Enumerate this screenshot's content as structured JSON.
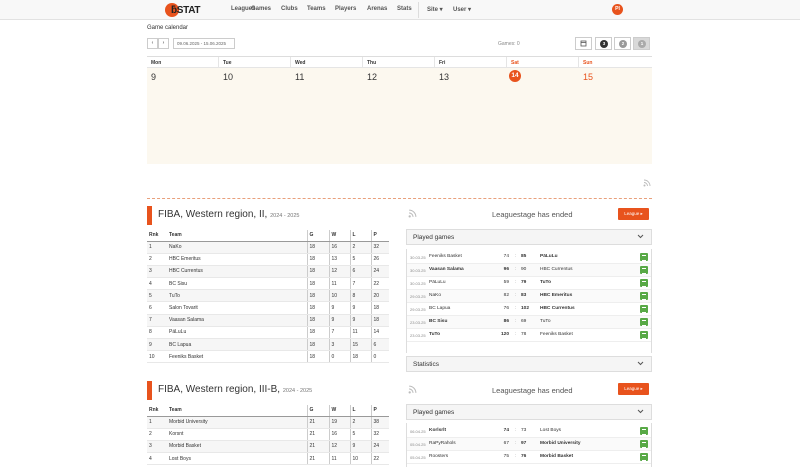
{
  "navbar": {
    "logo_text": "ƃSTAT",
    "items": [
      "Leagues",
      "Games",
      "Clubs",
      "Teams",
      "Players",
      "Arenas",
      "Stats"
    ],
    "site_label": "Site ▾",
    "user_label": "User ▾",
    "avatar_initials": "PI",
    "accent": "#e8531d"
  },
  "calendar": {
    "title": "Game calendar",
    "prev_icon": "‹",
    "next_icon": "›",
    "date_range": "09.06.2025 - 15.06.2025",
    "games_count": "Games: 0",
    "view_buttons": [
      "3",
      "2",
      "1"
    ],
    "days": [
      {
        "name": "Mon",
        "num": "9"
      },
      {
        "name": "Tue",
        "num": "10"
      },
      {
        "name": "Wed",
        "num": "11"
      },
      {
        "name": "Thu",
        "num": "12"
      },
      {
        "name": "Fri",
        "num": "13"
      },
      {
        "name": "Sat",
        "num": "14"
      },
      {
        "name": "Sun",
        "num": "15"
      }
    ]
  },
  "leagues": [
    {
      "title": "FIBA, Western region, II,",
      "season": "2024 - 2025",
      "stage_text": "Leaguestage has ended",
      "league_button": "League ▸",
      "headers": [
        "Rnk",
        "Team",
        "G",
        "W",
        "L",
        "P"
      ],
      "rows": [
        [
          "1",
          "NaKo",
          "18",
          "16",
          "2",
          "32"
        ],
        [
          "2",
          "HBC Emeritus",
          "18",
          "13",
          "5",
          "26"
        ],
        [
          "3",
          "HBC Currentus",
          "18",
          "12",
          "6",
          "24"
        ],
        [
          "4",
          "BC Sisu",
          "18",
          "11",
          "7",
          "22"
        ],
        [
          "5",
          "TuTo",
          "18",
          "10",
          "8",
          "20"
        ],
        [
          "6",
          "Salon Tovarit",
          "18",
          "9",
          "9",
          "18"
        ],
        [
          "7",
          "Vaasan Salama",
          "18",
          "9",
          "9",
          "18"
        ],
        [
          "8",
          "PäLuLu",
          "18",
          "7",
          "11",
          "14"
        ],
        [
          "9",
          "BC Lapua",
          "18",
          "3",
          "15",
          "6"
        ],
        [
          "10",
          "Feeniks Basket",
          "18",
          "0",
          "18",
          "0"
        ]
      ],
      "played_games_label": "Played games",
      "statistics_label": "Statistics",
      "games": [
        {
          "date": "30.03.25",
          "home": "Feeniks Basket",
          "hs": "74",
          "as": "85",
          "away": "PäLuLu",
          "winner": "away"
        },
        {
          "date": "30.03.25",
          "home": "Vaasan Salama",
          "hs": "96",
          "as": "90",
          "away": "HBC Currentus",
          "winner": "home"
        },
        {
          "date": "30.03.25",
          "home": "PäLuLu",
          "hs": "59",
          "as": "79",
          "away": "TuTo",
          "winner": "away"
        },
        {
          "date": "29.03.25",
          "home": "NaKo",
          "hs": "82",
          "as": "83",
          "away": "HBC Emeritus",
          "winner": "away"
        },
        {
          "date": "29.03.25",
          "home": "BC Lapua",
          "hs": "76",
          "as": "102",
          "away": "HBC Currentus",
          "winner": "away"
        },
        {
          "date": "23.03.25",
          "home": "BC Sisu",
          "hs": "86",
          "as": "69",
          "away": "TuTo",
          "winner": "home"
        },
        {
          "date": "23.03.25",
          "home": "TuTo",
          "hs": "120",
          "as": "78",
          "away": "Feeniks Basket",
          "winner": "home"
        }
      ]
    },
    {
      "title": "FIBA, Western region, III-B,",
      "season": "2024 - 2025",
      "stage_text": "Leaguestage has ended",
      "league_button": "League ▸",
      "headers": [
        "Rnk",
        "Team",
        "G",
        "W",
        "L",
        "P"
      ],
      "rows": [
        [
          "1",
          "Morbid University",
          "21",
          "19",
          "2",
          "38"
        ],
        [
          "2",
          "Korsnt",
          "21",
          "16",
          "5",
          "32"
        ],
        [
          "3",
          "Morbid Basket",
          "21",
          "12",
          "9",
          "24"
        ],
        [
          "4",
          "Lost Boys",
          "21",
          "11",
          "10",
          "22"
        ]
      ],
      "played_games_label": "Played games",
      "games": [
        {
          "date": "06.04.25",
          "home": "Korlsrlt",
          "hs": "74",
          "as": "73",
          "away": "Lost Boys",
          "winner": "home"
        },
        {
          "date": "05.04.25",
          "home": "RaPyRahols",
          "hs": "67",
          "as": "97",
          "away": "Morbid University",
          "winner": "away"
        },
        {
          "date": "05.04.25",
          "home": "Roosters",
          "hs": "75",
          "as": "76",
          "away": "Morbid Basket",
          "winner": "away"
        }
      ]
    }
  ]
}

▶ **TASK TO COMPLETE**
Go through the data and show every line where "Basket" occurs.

▶ **TASK RESULT**
          "Feeniks Basket",
          "home": "Feeniks Basket",
          "away": "Feeniks Basket",
          "Morbid Basket",
          "away": "Morbid Basket",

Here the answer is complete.